- Roll the sushi tightly, using the sushi mat as a guide.
- Slice the sushi roll into bite-sized pieces and serve with soy sauce and wasabi.
Natto Soups And Stews
- Add natto as a flavorful topping to your favorite soup or stew.
- Prepare the soup or stew base using your preferred recipe.
- Before serving, add a spoonful of natto to each bowl, allowing it to heat through with the hot soup or stew.
- Garnish with fresh herbs or spices for added visual appeal.
Natto In Salads And Bowls
- Create a vibrant salad or bowl with natto as a protein-rich ingredient.
- Combine a variety of fresh vegetables, such as lettuce, cucumber, cherry tomatoes, and shredded carrots, in a bowl.
- Add cooked grains like quinoa or brown rice for extra texture and nutrition.
- Place a serving of natto on top of the salad or bowl.
- Drizzle with a flavorful dressing, or simply season with soy sauce and a squeeze of citrus for a tangy kick.
Natto is incredibly versatile, offering countless possibilities for incorporating it into your meals. Whether you enjoy it on its own or use it as an ingredient in sushi rolls, soups, stews, salads, or bowls, natto brings a distinct umami flavor and a wealth of health benefits to any dish.
Frequently Asked Questions For How To Make Natto Without Starter
How Is Natto Starter Made?
Natto starter is made using soybeans and a specific bacterial culture called Bacillus subtilis. Soybeans are soaked, steamed, and cooled before mixing with the bacterial culture. The mixture is then incubated at a controlled temperature for about 24 hours. During incubation, the bacteria ferment the soybeans, producing enzymes that break down proteins and convert them into amino acids.
This fermentation process gives natto its unique texture and flavor. After incubation, the fermented soybeans are packaged and refrigerated to stop the fermentation process. This starter can be used to make homemade natto by adding it to cooked soybeans and allowing them to ferment for another 24-48 hours.
The homemade natto can be stored in the refrigerator for up to a week and is ready to be enjoyed as a nutritious and savory addition to meals.
How Do You Make Natto Starter Powder?
To make natto starter powder, you need soybeans, a fermentation vessel, and Bacillus subtilis culture. Firstly, soak soybeans overnight, then steam and cool them. Next, mix the cooled soybeans with the starter culture. Place the mixture in a fermentation vessel, ensuring proper ventilation.

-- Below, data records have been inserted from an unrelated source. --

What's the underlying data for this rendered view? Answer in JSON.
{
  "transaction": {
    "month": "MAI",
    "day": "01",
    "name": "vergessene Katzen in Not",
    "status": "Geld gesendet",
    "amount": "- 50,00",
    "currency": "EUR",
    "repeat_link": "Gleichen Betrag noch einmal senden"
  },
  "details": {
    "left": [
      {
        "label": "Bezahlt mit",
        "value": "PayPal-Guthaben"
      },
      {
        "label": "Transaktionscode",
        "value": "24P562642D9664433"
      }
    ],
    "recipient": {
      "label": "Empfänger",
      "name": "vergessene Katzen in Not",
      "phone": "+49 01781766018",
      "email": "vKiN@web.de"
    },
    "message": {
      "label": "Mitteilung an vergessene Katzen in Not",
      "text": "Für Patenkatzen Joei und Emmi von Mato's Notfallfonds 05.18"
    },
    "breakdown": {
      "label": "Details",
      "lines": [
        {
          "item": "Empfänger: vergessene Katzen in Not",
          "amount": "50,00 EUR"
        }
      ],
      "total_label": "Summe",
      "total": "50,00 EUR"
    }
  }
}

Maintain the temperature at around 35-42°C for 24-48 hours. The ideal humidity level should be between 40-50%. Stir the mixture occasionally for even fermentation. Once fermented, separate the fermented beans, cool them, and package. The natto starter powder is now ready to use in making homemade natto.
Enjoy the authentic Japanese dish!
Can You Make Natto From Store Bought Natto?
Yes, you can make natto from store-bought natto. Simply mix the store-bought natto with steamed soybeans.
Can I Use A Yoghurt Maker To Make Natto?
You can’t use a yoghurt maker to make natto. They are different and require separate processes.
Making natto without a starter may seem intimidating at first, but it’s a rewarding and cost-effective option for those who want to explore homemade fermented foods. By using the simple method of steaming soybeans and adding a small amount of previously fermented natto as a starter, you can create your own batch of nutritious and delicious natto.
Remember to ensure proper hygiene and cleanliness during the process to avoid contamination. The key is to maintain a consistent temperature and humidity level during fermentation, and patience is crucial as it takes about 24-48 hours for the fermentation process to occur.
Once you have achieved the desired texture and flavor, store the natto in the refrigerator and enjoy it as a healthy addition to your meals. Get creative with toppings and serving ideas to enhance your culinary experience. So why not give it a try and embark on this flavorful journey of making natto without a starter?
Hi, This is Marcelina.
I’m a foodie person and cooking is another level of excitement for me. While cooking, I find a non-stick frying pan handy in most cases. In making juice, blender and ice maker are my first choices. In short, I am passionate about both cooking and enjoying food.